## ACTIVITY
A faithful copy of the whole listing is the goal. Match it exactly.
+++
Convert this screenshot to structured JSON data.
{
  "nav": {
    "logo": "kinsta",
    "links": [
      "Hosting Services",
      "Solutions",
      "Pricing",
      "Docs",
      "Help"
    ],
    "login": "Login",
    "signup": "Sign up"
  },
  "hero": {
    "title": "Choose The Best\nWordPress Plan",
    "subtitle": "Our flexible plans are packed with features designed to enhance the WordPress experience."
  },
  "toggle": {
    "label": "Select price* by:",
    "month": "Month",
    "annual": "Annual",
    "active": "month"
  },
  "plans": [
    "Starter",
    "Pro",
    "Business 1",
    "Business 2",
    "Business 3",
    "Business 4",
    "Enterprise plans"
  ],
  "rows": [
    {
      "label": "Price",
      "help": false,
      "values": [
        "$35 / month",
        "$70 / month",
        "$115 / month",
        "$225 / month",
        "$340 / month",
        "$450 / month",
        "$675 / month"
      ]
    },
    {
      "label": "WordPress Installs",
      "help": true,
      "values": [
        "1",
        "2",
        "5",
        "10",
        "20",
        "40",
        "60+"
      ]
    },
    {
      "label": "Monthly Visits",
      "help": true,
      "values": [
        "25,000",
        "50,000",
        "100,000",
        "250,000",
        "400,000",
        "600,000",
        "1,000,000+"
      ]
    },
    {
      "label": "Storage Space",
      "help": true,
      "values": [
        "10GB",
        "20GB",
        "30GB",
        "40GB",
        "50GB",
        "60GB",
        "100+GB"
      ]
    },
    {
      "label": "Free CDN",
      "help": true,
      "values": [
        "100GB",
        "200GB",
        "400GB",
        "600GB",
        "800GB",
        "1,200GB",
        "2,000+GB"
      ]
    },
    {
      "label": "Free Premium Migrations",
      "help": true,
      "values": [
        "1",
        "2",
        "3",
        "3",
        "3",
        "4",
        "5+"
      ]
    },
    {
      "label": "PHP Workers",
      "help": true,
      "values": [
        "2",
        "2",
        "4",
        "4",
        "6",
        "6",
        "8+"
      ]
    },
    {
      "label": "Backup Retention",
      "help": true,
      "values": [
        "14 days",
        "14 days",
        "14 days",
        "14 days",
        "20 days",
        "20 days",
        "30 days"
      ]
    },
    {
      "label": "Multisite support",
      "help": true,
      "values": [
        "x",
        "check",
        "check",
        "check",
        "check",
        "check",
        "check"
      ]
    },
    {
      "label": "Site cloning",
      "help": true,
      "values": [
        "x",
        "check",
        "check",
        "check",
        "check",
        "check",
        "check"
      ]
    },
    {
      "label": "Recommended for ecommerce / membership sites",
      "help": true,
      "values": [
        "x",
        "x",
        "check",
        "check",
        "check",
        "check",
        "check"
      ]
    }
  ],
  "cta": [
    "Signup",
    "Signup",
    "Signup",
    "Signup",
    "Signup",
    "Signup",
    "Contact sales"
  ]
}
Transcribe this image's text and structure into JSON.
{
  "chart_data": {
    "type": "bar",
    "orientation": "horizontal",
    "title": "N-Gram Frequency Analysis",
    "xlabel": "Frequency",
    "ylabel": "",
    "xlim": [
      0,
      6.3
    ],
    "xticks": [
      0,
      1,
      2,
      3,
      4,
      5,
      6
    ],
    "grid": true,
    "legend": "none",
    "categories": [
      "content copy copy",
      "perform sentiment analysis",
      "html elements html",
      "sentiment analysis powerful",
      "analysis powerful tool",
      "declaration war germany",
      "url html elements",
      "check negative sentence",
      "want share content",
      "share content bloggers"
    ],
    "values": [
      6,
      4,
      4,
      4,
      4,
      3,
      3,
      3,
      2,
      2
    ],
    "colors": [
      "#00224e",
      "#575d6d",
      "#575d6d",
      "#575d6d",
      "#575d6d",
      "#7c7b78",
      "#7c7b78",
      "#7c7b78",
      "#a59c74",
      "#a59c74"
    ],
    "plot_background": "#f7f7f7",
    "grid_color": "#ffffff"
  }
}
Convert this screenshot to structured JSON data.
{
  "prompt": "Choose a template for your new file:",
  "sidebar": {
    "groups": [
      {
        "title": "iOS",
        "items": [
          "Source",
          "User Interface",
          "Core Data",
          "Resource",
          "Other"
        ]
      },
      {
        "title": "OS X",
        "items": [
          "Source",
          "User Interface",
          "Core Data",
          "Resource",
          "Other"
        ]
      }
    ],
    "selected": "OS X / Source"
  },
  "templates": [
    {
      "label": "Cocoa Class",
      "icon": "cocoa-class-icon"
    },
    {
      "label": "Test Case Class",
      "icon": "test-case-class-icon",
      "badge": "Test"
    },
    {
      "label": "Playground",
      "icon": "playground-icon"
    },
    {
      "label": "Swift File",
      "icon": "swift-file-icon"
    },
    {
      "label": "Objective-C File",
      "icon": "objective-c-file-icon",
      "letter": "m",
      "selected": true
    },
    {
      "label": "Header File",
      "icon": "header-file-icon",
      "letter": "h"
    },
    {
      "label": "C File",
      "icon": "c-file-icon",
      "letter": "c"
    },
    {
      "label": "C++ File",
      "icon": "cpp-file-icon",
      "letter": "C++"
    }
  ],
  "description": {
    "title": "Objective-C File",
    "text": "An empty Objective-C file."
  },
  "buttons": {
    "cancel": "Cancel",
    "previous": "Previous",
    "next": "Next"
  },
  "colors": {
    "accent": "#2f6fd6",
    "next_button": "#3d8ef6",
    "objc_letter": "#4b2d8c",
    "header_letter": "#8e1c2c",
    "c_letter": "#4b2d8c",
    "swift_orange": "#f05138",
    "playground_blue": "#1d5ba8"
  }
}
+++
## ANSWER FOR THIS EXERCISE
Convert this screenshot to structured JSON data.
{
  "nav": {
    "logo": "kinsta",
    "links": [
      "Hosting Services",
      "Solutions",
      "Pricing",
      "Docs",
      "Help"
    ],
    "login": "Login",
    "signup": "Sign up"
  },
  "hero": {
    "title": "Choose The Best\nWordPress Plan",
    "subtitle": "Our flexible plans are packed with features designed to enhance the WordPress experience."
  },
  "toggle": {
    "label": "Select price* by:",
    "month": "Month",
    "annual": "Annual",
    "active": "month"
  },
  "plans": [
    "Starter",
    "Pro",
    "Business 1",
    "Business 2",
    "Business 3",
    "Business 4",
    "Enterprise plans"
  ],
  "rows": [
    {
      "label": "Price",
      "help": false,
      "values": [
        "$35 / month",
        "$70 / month",
        "$115 / month",
        "$225 / month",
        "$340 / month",
        "$450 / month",
        "$675 / month"
      ]
    },
    {
      "label": "WordPress Installs",
      "help": true,
      "values": [
        "1",
        "2",
        "5",
        "10",
        "20",
        "40",
        "60+"
      ]
    },
    {
      "label": "Monthly Visits",
      "help": true,
      "values": [
        "25,000",
        "50,000",
        "100,000",
        "250,000",
        "400,000",
        "600,000",
        "1,000,000+"
      ]
    },
    {
      "label": "Storage Space",
      "help": true,
      "values": [
        "10GB",
        "20GB",
        "30GB",
        "40GB",
        "50GB",
        "60GB",
        "100+GB"
      ]
    },
    {
      "label": "Free CDN",
      "help": true,
      "values": [
        "100GB",
        "200GB",
        "400GB",
        "600GB",
        "800GB",
        "1,200GB",
        "2,000+GB"
      ]
    },
    {
      "label": "Free Premium Migrations",
      "help": true,
      "values": [
        "1",
        "2",
        "3",
        "3",
        "3",
        "4",
        "5+"
      ]
    },
    {
      "label": "PHP Workers",
      "help": true,
      "values": [
        "2",
        "2",
        "4",
        "4",
        "6",
        "6",
        "8+"
      ]
    },
    {
      "label": "Backup Retention",
      "help": true,
      "values": [
        "14 days",
        "14 days",
        "14 days",
        "14 days",
        "20 days",
        "20 days",
        "30 days"
      ]
    },
    {
      "label": "Multisite support",
      "help": true,
      "values": [
        "x",
        "check",
        "check",
        "check",
        "check",
        "check",
        "check"
      ]
    },
    {
      "label": "Site cloning",
      "help": true,
      "values": [
        "x",
        "check",
        "check",
        "check",
        "check",
        "check",
        "check"
      ]
    },
    {
      "label": "Recommended for ecommerce / membership sites",
      "help": true,
      "values": [
        "x",
        "x",
        "check",
        "check",
        "check",
        "check",
        "check"
      ]
    }
  ],
  "cta": [
    "Signup",
    "Signup",
    "Signup",
    "Signup",
    "Signup",
    "Signup",
    "Contact sales"
  ]
}
Transcribe this image's text and structure into JSON.
{
  "chart_data": {
    "type": "bar",
    "orientation": "horizontal",
    "title": "N-Gram Frequency Analysis",
    "xlabel": "Frequency",
    "ylabel": "",
    "xlim": [
      0,
      6.3
    ],
    "xticks": [
      0,
      1,
      2,
      3,
      4,
      5,
      6
    ],
    "grid": true,
    "legend": "none",
    "categories": [
      "content copy copy",
      "perform sentiment analysis",
      "html elements html",
      "sentiment analysis powerful",
      "analysis powerful tool",
      "declaration war germany",
      "url html elements",
      "check negative sentence",
      "want share content",
      "share content bloggers"
    ],
    "values": [
      6,
      4,
      4,
      4,
      4,
      3,
      3,
      3,
      2,
      2
    ],
    "colors": [
      "#00224e",
      "#575d6d",
      "#575d6d",
      "#575d6d",
      "#575d6d",
      "#7c7b78",
      "#7c7b78",
      "#7c7b78",
      "#a59c74",
      "#a59c74"
    ],
    "plot_background": "#f7f7f7",
    "grid_color": "#ffffff"
  }
}
Convert this screenshot to structured JSON data.
{
  "prompt": "Choose a template for your new file:",
  "sidebar": {
    "groups": [
      {
        "title": "iOS",
        "items": [
          "Source",
          "User Interface",
          "Core Data",
          "Resource",
          "Other"
        ]
      },
      {
        "title": "OS X",
        "items": [
          "Source",
          "User Interface",
          "Core Data",
          "Resource",
          "Other"
        ]
      }
    ],
    "selected": "OS X / Source"
  },
  "templates": [
    {
      "label": "Cocoa Class",
      "icon": "cocoa-class-icon"
    },
    {
      "label": "Test Case Class",
      "icon": "test-case-class-icon",
      "badge": "Test"
    },
    {
      "label": "Playground",
      "icon": "playground-icon"
    },
    {
      "label": "Swift File",
      "icon": "swift-file-icon"
    },
    {
      "label": "Objective-C File",
      "icon": "objective-c-file-icon",
      "letter": "m",
      "selected": true
    },
    {
      "label": "Header File",
      "icon": "header-file-icon",
      "letter": "h"
    },
    {
      "label": "C File",
      "icon": "c-file-icon",
      "letter": "c"
    },
    {
      "label": "C++ File",
      "icon": "cpp-file-icon",
      "letter": "C++"
    }
  ],
  "description": {
    "title": "Objective-C File",
    "text": "An empty Objective-C file."
  },
  "buttons": {
    "cancel": "Cancel",
    "previous": "Previous",
    "next": "Next"
  },
  "colors": {
    "accent": "#2f6fd6",
    "next_button": "#3d8ef6",
    "objc_letter": "#4b2d8c",
    "header_letter": "#8e1c2c",
    "c_letter": "#4b2d8c",
    "swift_orange": "#f05138",
    "playground_blue": "#1d5ba8"
  }
}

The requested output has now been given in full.